The second part of the questionnaire included questions measuring PMT theoretical constructs including perceived vulnerability (e.g., If I have been exposed to sunlight for a long time, my skin will be damaged) (4 items), perceived severity (e.g., Skin cancer is not too concerning) (3 items), perceived rewards (e.g., It’s a pleasure to be under the sunlight) (3 items), perceived fear (e.g., I feel bad about skin cancer) (3 items), perceived response (e.g., If I use hat and sunglasses, I reduce the risk of skin cancer) (3 items), perceived costs (e.g., It’s time-consuming to wear a hat and sunglasses) (6 items), perceived self-efficacy (e.g., I can prevent skin cancer) (5 items) and protection motivation (e.g., I decided to be less exposed to sunlight) (5 items) and also skin cancer preventing behaviors (8 items). The responses in the theory constructs were scored using 5-points Likert scale ranging from 1(strongly disagree) to 5 (strongly agree). The responses in the behavior assessment questions were scored ranged from 0 (never) to 4 (always). Some questions were scored reverse.
Validity and reliability
To confirm face validity of the instrument, 10 experts reviewed the level of difficulty, the extent of inappropriateness, phrase ambiguity and failure in the meaning of words and lastly they presented their corrections.
To assess content validity, a panel of experts consisting 10 university professors in the area of health education were asked to assess the questions quantitatively and qualitatively. In the qualitative method, the experts were asked to assess the instrument on the basis of grammar compliance criteria, using the right words, putting the items in the right place, and scoring.
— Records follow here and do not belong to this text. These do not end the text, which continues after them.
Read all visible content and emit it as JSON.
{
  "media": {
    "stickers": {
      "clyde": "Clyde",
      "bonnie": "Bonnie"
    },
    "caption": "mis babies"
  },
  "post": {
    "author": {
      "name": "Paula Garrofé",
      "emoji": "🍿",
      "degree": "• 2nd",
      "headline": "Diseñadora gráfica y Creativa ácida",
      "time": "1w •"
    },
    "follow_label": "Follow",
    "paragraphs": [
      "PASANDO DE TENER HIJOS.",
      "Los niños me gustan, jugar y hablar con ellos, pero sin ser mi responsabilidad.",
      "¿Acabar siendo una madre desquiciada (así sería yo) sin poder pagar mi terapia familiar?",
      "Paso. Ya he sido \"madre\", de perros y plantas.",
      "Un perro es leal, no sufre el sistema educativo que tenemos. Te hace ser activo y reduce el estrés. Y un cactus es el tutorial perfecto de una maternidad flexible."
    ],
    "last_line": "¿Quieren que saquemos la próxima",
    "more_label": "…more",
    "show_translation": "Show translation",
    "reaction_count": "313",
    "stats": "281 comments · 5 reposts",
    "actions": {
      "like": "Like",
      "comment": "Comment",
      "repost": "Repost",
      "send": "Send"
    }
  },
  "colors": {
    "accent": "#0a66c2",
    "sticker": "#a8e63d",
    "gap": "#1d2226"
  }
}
Finally, their feedbacks, which were mainly related to the wording and phrasing of the items, were used to revise the instrument.
In the quantitative method, content validity ratio (CVR) and content validity index (CVI) were confirmed. To do this, 15 experts were requested to state their views for each item on the basis of 3 parts spectrum of “it is necessary”, “it is useful but not necessary” and “it is not necessary”. By attention that the number of experts were 15, so CVR amount on the basis of Lawshe table should be 0.49 to its content validity become confirmed. As CVR for all questions was higher than 0.49, so content validity was confirmed.
To assess CVI, the experts reviewed each item on the basis of relevance, simplicity and clarity. The results were applied in the questionnaire. The questionnaire reliability was assessed through Cronbach Alpha on 40 rural women with similar demographic characteristics with the study population. The questionnaire Cronbach Alpha was higher than 70%.
Path analysis was used to assesses PMT and predict preventive behavior of skin cancer. The used indices were Chi2 which its insignificant amount indicates theoretical fitness with the data, the ratio of chi2 to degree of freedom in which the amount lower than 3 is preferred, and comparative fit index (CFI), goodness of fit index (GFI), adjusted goodness of fit index (AGFI), normed fit index (NFI) which amounts higher than 0.9 is favorable for all these items. Regarding root mean square error of approximation (RMSEA) and root mean square of residuals (RMSR), the amounts lower than 0.05 is very good and 0.08 is acceptable (22).
The collected data were analyzed using SPSS 22 and LISREL8.8 through intraclass correlation coefficient, maximum likelihood method and correlation matrix. The linear structural relations model (LISREL) was used to determine whether the data fit the model.